Task goal - In your copy, leave out the pictures; write out all the data exactly.

(Dataset rows for apps and sites)
---

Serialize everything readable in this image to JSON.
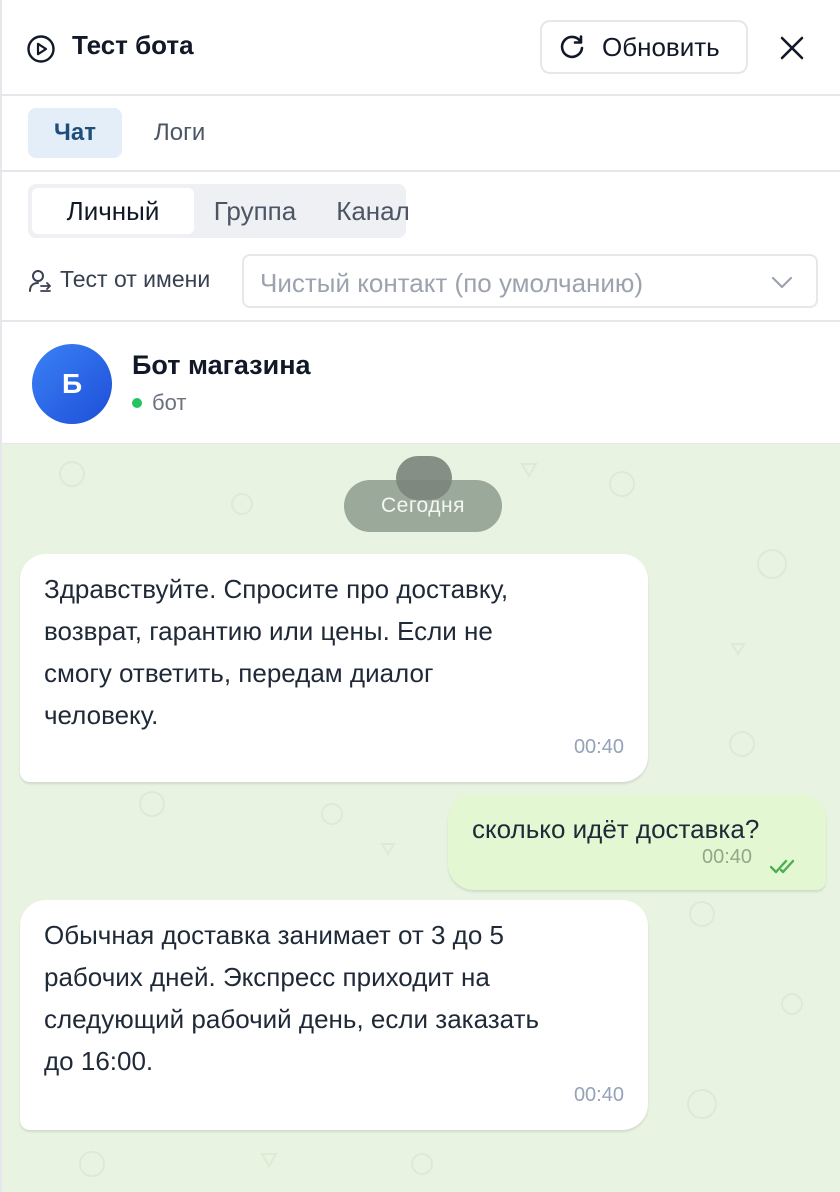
{
  "header": {
    "title": "Тест бота",
    "refresh_label": "Обновить"
  },
  "tabs": [
    {
      "label": "Чат",
      "active": true
    },
    {
      "label": "Логи",
      "active": false
    }
  ],
  "chat_type": {
    "options": [
      "Личный",
      "Группа",
      "Канал"
    ],
    "selected": "Личный"
  },
  "test_as": {
    "label": "Тест от имени",
    "placeholder": "Чистый контакт (по умолчанию)"
  },
  "bot": {
    "avatar_letter": "Б",
    "name": "Бот магазина",
    "status": "бот"
  },
  "chat": {
    "date_label": "Сегодня",
    "messages": [
      {
        "direction": "incoming",
        "text": "Здравствуйте. Спросите про доставку,\nвозврат, гарантию или цены. Если не\nсмогу ответить, передам диалог\nчеловеку.",
        "time": "00:40"
      },
      {
        "direction": "outgoing",
        "text": "сколько идёт доставка?",
        "time": "00:40",
        "read": true
      },
      {
        "direction": "incoming",
        "text": "Обычная доставка занимает от 3 до 5\nрабочих дней. Экспресс приходит на\nследующий рабочий день, если заказать\nдо 16:00.",
        "time": "00:40"
      }
    ]
  },
  "colors": {
    "accent": "#1e4f7a",
    "chat_background": "#e9f3e2",
    "outgoing_bubble": "#e3f7d2",
    "online": "#22c55e",
    "avatar": "#2563eb"
  }
}
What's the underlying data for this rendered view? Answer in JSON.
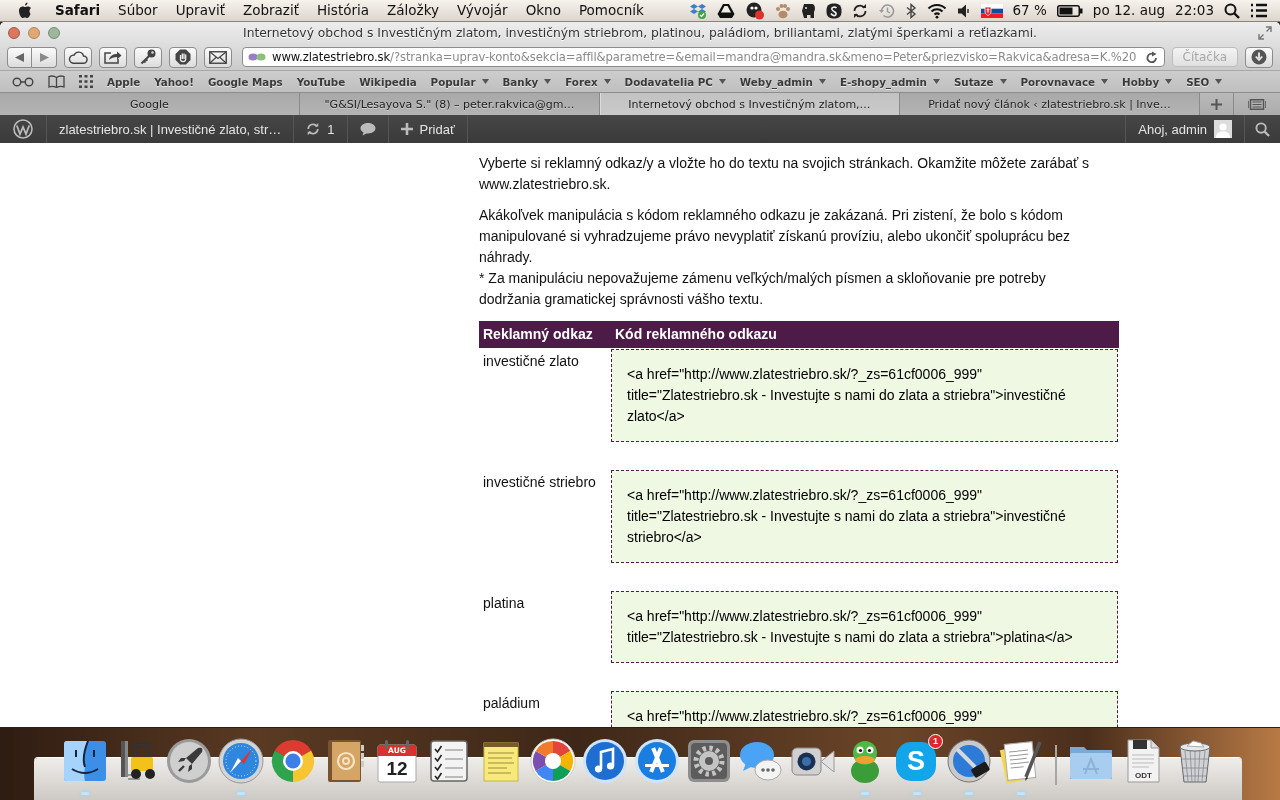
{
  "menu_bar": {
    "app": "Safari",
    "menus": [
      "Súbor",
      "Upraviť",
      "Zobraziť",
      "História",
      "Záložky",
      "Vývojár",
      "Okno",
      "Pomocník"
    ],
    "battery": "67 %",
    "date": "po 12. aug",
    "time": "22:03"
  },
  "window": {
    "title": "Internetový obchod s Investičným zlatom, investičným striebrom, platinou, paládiom, briliantami, zlatými šperkami a reťiazkami."
  },
  "toolbar": {
    "url_host": "www.zlatestriebro.sk",
    "url_path": "/?stranka=uprav-konto&sekcia=affil&parametre=&email=mandra@mandra.sk&meno=Peter&priezvisko=Rakvica&adresa=K.%20",
    "reader": {
      "label": "Čítačka",
      "disabled": true
    }
  },
  "bookmarks": [
    {
      "label": "Apple",
      "kind": "link"
    },
    {
      "label": "Yahoo!",
      "kind": "link"
    },
    {
      "label": "Google Maps",
      "kind": "link"
    },
    {
      "label": "YouTube",
      "kind": "link"
    },
    {
      "label": "Wikipedia",
      "kind": "link"
    },
    {
      "label": "Popular",
      "kind": "folder"
    },
    {
      "label": "Banky",
      "kind": "folder"
    },
    {
      "label": "Forex",
      "kind": "folder"
    },
    {
      "label": "Dodavatelia PC",
      "kind": "folder"
    },
    {
      "label": "Weby_admin",
      "kind": "folder"
    },
    {
      "label": "E-shopy_admin",
      "kind": "folder"
    },
    {
      "label": "Sutaze",
      "kind": "folder"
    },
    {
      "label": "Porovnavace",
      "kind": "folder"
    },
    {
      "label": "Hobby",
      "kind": "folder"
    },
    {
      "label": "SEO",
      "kind": "folder"
    }
  ],
  "tabs": [
    {
      "label": "Google",
      "selected": false
    },
    {
      "label": "\"G&SI/Lesayova S.\" (8) – peter.rakvica@gm…",
      "selected": false
    },
    {
      "label": "Internetový obchod s Investičným zlatom,…",
      "selected": true
    },
    {
      "label": "Pridať nový článok ‹ zlatestriebro.sk | Inve…",
      "selected": false
    }
  ],
  "admin_bar": {
    "site": "zlatestriebro.sk | Investičné zlato, str…",
    "updates": "1",
    "add": "Pridať",
    "greeting": "Ahoj, admin"
  },
  "content": {
    "paragraphs": [
      [
        "Vyberte si reklamný odkaz/y a vložte ho do textu na svojich stránkach. Okamžite môžete zarábať s www.zlatestriebro.sk."
      ],
      [
        "Akákoľvek manipulácia s kódom reklamného odkazu je zakázaná. Pri zistení, že bolo s kódom manipulované si vyhradzujeme právo nevyplatiť získanú províziu, alebo ukončiť spoluprácu bez náhrady.",
        "* Za manipuláciu nepovažujeme zámenu veľkých/malých písmen a skloňovanie pre potreby dodržania gramatickej správnosti vášho textu."
      ]
    ],
    "table": {
      "columns": [
        "Reklamný odkaz",
        "Kód reklamného odkazu"
      ],
      "rows": [
        {
          "name": "investičné zlato",
          "code": "<a href=\"http://www.zlatestriebro.sk/?_zs=61cf0006_999\" title=\"Zlatestriebro.sk - Investujte s nami do zlata a striebra\">investičné zlato</a>"
        },
        {
          "name": "investičné striebro",
          "code": "<a href=\"http://www.zlatestriebro.sk/?_zs=61cf0006_999\" title=\"Zlatestriebro.sk - Investujte s nami do zlata a striebra\">investičné striebro</a>"
        },
        {
          "name": "platina",
          "code": "<a href=\"http://www.zlatestriebro.sk/?_zs=61cf0006_999\" title=\"Zlatestriebro.sk - Investujte s nami do zlata a striebra\">platina</a>"
        },
        {
          "name": "paládium",
          "code": "<a href=\"http://www.zlatestriebro.sk/?_zs=61cf0006_999\""
        }
      ]
    }
  },
  "dock": [
    {
      "kind": "finder",
      "running": true
    },
    {
      "kind": "forklift",
      "running": false
    },
    {
      "kind": "launchpad",
      "running": false
    },
    {
      "kind": "safari",
      "running": true
    },
    {
      "kind": "chrome",
      "running": false
    },
    {
      "kind": "contacts",
      "running": false
    },
    {
      "kind": "calendar",
      "month": "AUG",
      "day": "12",
      "running": false
    },
    {
      "kind": "reminders",
      "running": false
    },
    {
      "kind": "notes",
      "running": false
    },
    {
      "kind": "picasa",
      "running": false
    },
    {
      "kind": "itunes",
      "running": false
    },
    {
      "kind": "appstore",
      "running": false
    },
    {
      "kind": "preferences",
      "running": false
    },
    {
      "kind": "messages",
      "running": false
    },
    {
      "kind": "facetime",
      "running": false
    },
    {
      "kind": "adium",
      "running": true
    },
    {
      "kind": "skype",
      "letter": "S",
      "badge": "1",
      "running": true
    },
    {
      "kind": "keychain",
      "running": true
    },
    {
      "kind": "textedit",
      "running": true
    },
    {
      "kind": "separator"
    },
    {
      "kind": "folder",
      "running": false
    },
    {
      "kind": "document",
      "label": "ODT",
      "running": false
    },
    {
      "kind": "trash",
      "running": false
    }
  ]
}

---

Written solution -
Serialize everything readable in this image to JSON.
{
  "header": {
    "title": "Тест бота",
    "refresh_label": "Обновить"
  },
  "tabs": [
    {
      "label": "Чат",
      "active": true
    },
    {
      "label": "Логи",
      "active": false
    }
  ],
  "chat_type": {
    "options": [
      "Личный",
      "Группа",
      "Канал"
    ],
    "selected": "Личный"
  },
  "test_as": {
    "label": "Тест от имени",
    "placeholder": "Чистый контакт (по умолчанию)"
  },
  "bot": {
    "avatar_letter": "Б",
    "name": "Бот магазина",
    "status": "бот"
  },
  "chat": {
    "date_label": "Сегодня",
    "messages": [
      {
        "direction": "incoming",
        "text": "Здравствуйте. Спросите про доставку,\nвозврат, гарантию или цены. Если не\nсмогу ответить, передам диалог\nчеловеку.",
        "time": "00:40"
      },
      {
        "direction": "outgoing",
        "text": "сколько идёт доставка?",
        "time": "00:40",
        "read": true
      },
      {
        "direction": "incoming",
        "text": "Обычная доставка занимает от 3 до 5\nрабочих дней. Экспресс приходит на\nследующий рабочий день, если заказать\nдо 16:00.",
        "time": "00:40"
      }
    ]
  },
  "colors": {
    "accent": "#1e4f7a",
    "chat_background": "#e9f3e2",
    "outgoing_bubble": "#e3f7d2",
    "online": "#22c55e",
    "avatar": "#2563eb"
  }
}
What's the underlying data for this rendered view? Answer in JSON.
{
  "menu_bar": {
    "app": "Safari",
    "menus": [
      "Súbor",
      "Upraviť",
      "Zobraziť",
      "História",
      "Záložky",
      "Vývojár",
      "Okno",
      "Pomocník"
    ],
    "battery": "67 %",
    "date": "po 12. aug",
    "time": "22:03"
  },
  "window": {
    "title": "Internetový obchod s Investičným zlatom, investičným striebrom, platinou, paládiom, briliantami, zlatými šperkami a reťiazkami."
  },
  "toolbar": {
    "url_host": "www.zlatestriebro.sk",
    "url_path": "/?stranka=uprav-konto&sekcia=affil&parametre=&email=mandra@mandra.sk&meno=Peter&priezvisko=Rakvica&adresa=K.%20",
    "reader": {
      "label": "Čítačka",
      "disabled": true
    }
  },
  "bookmarks": [
    {
      "label": "Apple",
      "kind": "link"
    },
    {
      "label": "Yahoo!",
      "kind": "link"
    },
    {
      "label": "Google Maps",
      "kind": "link"
    },
    {
      "label": "YouTube",
      "kind": "link"
    },
    {
      "label": "Wikipedia",
      "kind": "link"
    },
    {
      "label": "Popular",
      "kind": "folder"
    },
    {
      "label": "Banky",
      "kind": "folder"
    },
    {
      "label": "Forex",
      "kind": "folder"
    },
    {
      "label": "Dodavatelia PC",
      "kind": "folder"
    },
    {
      "label": "Weby_admin",
      "kind": "folder"
    },
    {
      "label": "E-shopy_admin",
      "kind": "folder"
    },
    {
      "label": "Sutaze",
      "kind": "folder"
    },
    {
      "label": "Porovnavace",
      "kind": "folder"
    },
    {
      "label": "Hobby",
      "kind": "folder"
    },
    {
      "label": "SEO",
      "kind": "folder"
    }
  ],
  "tabs": [
    {
      "label": "Google",
      "selected": false
    },
    {
      "label": "\"G&SI/Lesayova S.\" (8) – peter.rakvica@gm…",
      "selected": false
    },
    {
      "label": "Internetový obchod s Investičným zlatom,…",
      "selected": true
    },
    {
      "label": "Pridať nový článok ‹ zlatestriebro.sk | Inve…",
      "selected": false
    }
  ],
  "admin_bar": {
    "site": "zlatestriebro.sk | Investičné zlato, str…",
    "updates": "1",
    "add": "Pridať",
    "greeting": "Ahoj, admin"
  },
  "content": {
    "paragraphs": [
      [
        "Vyberte si reklamný odkaz/y a vložte ho do textu na svojich stránkach. Okamžite môžete zarábať s www.zlatestriebro.sk."
      ],
      [
        "Akákoľvek manipulácia s kódom reklamného odkazu je zakázaná. Pri zistení, že bolo s kódom manipulované si vyhradzujeme právo nevyplatiť získanú províziu, alebo ukončiť spoluprácu bez náhrady.",
        "* Za manipuláciu nepovažujeme zámenu veľkých/malých písmen a skloňovanie pre potreby dodržania gramatickej správnosti vášho textu."
      ]
    ],
    "table": {
      "columns": [
        "Reklamný odkaz",
        "Kód reklamného odkazu"
      ],
      "rows": [
        {
          "name": "investičné zlato",
          "code": "<a href=\"http://www.zlatestriebro.sk/?_zs=61cf0006_999\" title=\"Zlatestriebro.sk - Investujte s nami do zlata a striebra\">investičné zlato</a>"
        },
        {
          "name": "investičné striebro",
          "code": "<a href=\"http://www.zlatestriebro.sk/?_zs=61cf0006_999\" title=\"Zlatestriebro.sk - Investujte s nami do zlata a striebra\">investičné striebro</a>"
        },
        {
          "name": "platina",
          "code": "<a href=\"http://www.zlatestriebro.sk/?_zs=61cf0006_999\" title=\"Zlatestriebro.sk - Investujte s nami do zlata a striebra\">platina</a>"
        },
        {
          "name": "paládium",
          "code": "<a href=\"http://www.zlatestriebro.sk/?_zs=61cf0006_999\""
        }
      ]
    }
  },
  "dock": [
    {
      "kind": "finder",
      "running": true
    },
    {
      "kind": "forklift",
      "running": false
    },
    {
      "kind": "launchpad",
      "running": false
    },
    {
      "kind": "safari",
      "running": true
    },
    {
      "kind": "chrome",
      "running": false
    },
    {
      "kind": "contacts",
      "running": false
    },
    {
      "kind": "calendar",
      "month": "AUG",
      "day": "12",
      "running": false
    },
    {
      "kind": "reminders",
      "running": false
    },
    {
      "kind": "notes",
      "running": false
    },
    {
      "kind": "picasa",
      "running": false
    },
    {
      "kind": "itunes",
      "running": false
    },
    {
      "kind": "appstore",
      "running": false
    },
    {
      "kind": "preferences",
      "running": false
    },
    {
      "kind": "messages",
      "running": false
    },
    {
      "kind": "facetime",
      "running": false
    },
    {
      "kind": "adium",
      "running": true
    },
    {
      "kind": "skype",
      "letter": "S",
      "badge": "1",
      "running": true
    },
    {
      "kind": "keychain",
      "running": true
    },
    {
      "kind": "textedit",
      "running": true
    },
    {
      "kind": "separator"
    },
    {
      "kind": "folder",
      "running": false
    },
    {
      "kind": "document",
      "label": "ODT",
      "running": false
    },
    {
      "kind": "trash",
      "running": false
    }
  ]
}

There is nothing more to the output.